* _What is needed_:
All of the entries below should be printed exactly; the pictures are to be left out.
--------------------------------------------------
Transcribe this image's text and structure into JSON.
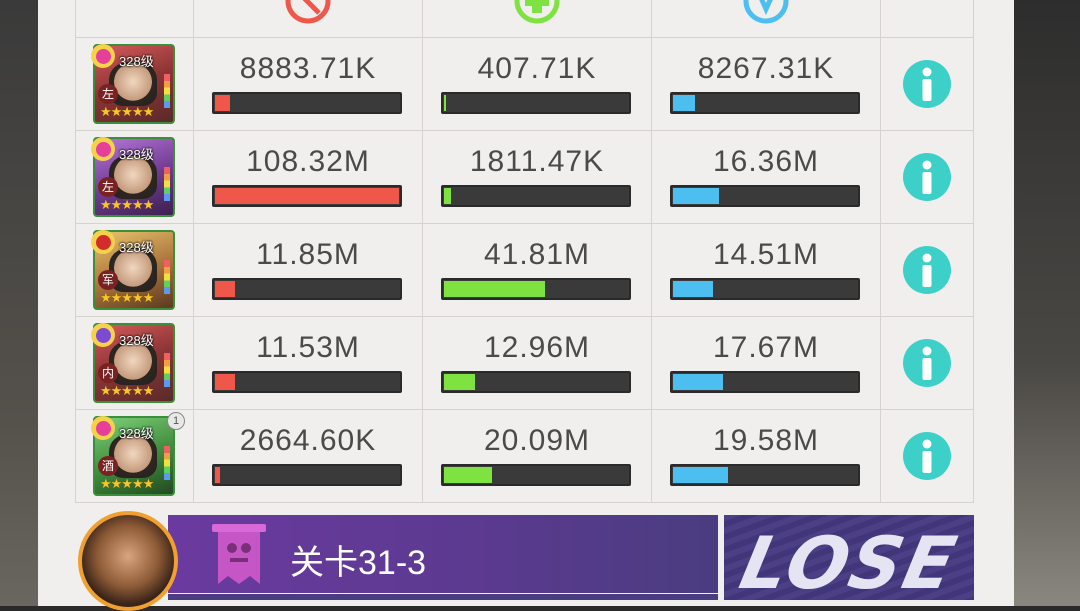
{
  "rows": [
    {
      "level": "328级",
      "tag": "左",
      "heart": "heart-icon",
      "damage": "8883.71K",
      "damage_ratio": 0.082,
      "heal": "407.71K",
      "heal_ratio": 0.009,
      "defense": "8267.31K",
      "defense_ratio": 0.12,
      "badge": ""
    },
    {
      "level": "328级",
      "tag": "左",
      "heart": "heart-icon",
      "damage": "108.32M",
      "damage_ratio": 1.0,
      "heal": "1811.47K",
      "heal_ratio": 0.04,
      "defense": "16.36M",
      "defense_ratio": 0.25,
      "badge": ""
    },
    {
      "level": "328级",
      "tag": "军",
      "heart": "skull-icon",
      "damage": "11.85M",
      "damage_ratio": 0.11,
      "heal": "41.81M",
      "heal_ratio": 0.55,
      "defense": "14.51M",
      "defense_ratio": 0.22,
      "badge": ""
    },
    {
      "level": "328级",
      "tag": "内",
      "heart": "moon-icon",
      "damage": "11.53M",
      "damage_ratio": 0.11,
      "heal": "12.96M",
      "heal_ratio": 0.17,
      "defense": "17.67M",
      "defense_ratio": 0.27,
      "badge": ""
    },
    {
      "level": "328级",
      "tag": "酒",
      "heart": "heart-icon",
      "damage": "2664.60K",
      "damage_ratio": 0.025,
      "heal": "20.09M",
      "heal_ratio": 0.26,
      "defense": "19.58M",
      "defense_ratio": 0.3,
      "badge": "1"
    }
  ],
  "stars": "★★★★★",
  "footer": {
    "stage": "关卡31-3",
    "result": "LOSE"
  },
  "colors": {
    "damage": "#f0574b",
    "heal": "#7ee241",
    "defense": "#4cbef0",
    "info": "#3cd0c8",
    "banner": "#5a3a8e"
  }
}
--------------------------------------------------
* _Solution to this exercise_:
Transcribe this image's text and structure into JSON.
{
  "rows": [
    {
      "level": "328级",
      "tag": "左",
      "heart": "heart-icon",
      "damage": "8883.71K",
      "damage_ratio": 0.082,
      "heal": "407.71K",
      "heal_ratio": 0.009,
      "defense": "8267.31K",
      "defense_ratio": 0.12,
      "badge": ""
    },
    {
      "level": "328级",
      "tag": "左",
      "heart": "heart-icon",
      "damage": "108.32M",
      "damage_ratio": 1.0,
      "heal": "1811.47K",
      "heal_ratio": 0.04,
      "defense": "16.36M",
      "defense_ratio": 0.25,
      "badge": ""
    },
    {
      "level": "328级",
      "tag": "军",
      "heart": "skull-icon",
      "damage": "11.85M",
      "damage_ratio": 0.11,
      "heal": "41.81M",
      "heal_ratio": 0.55,
      "defense": "14.51M",
      "defense_ratio": 0.22,
      "badge": ""
    },
    {
      "level": "328级",
      "tag": "内",
      "heart": "moon-icon",
      "damage": "11.53M",
      "damage_ratio": 0.11,
      "heal": "12.96M",
      "heal_ratio": 0.17,
      "defense": "17.67M",
      "defense_ratio": 0.27,
      "badge": ""
    },
    {
      "level": "328级",
      "tag": "酒",
      "heart": "heart-icon",
      "damage": "2664.60K",
      "damage_ratio": 0.025,
      "heal": "20.09M",
      "heal_ratio": 0.26,
      "defense": "19.58M",
      "defense_ratio": 0.3,
      "badge": "1"
    }
  ],
  "stars": "★★★★★",
  "footer": {
    "stage": "关卡31-3",
    "result": "LOSE"
  },
  "colors": {
    "damage": "#f0574b",
    "heal": "#7ee241",
    "defense": "#4cbef0",
    "info": "#3cd0c8",
    "banner": "#5a3a8e"
  }
}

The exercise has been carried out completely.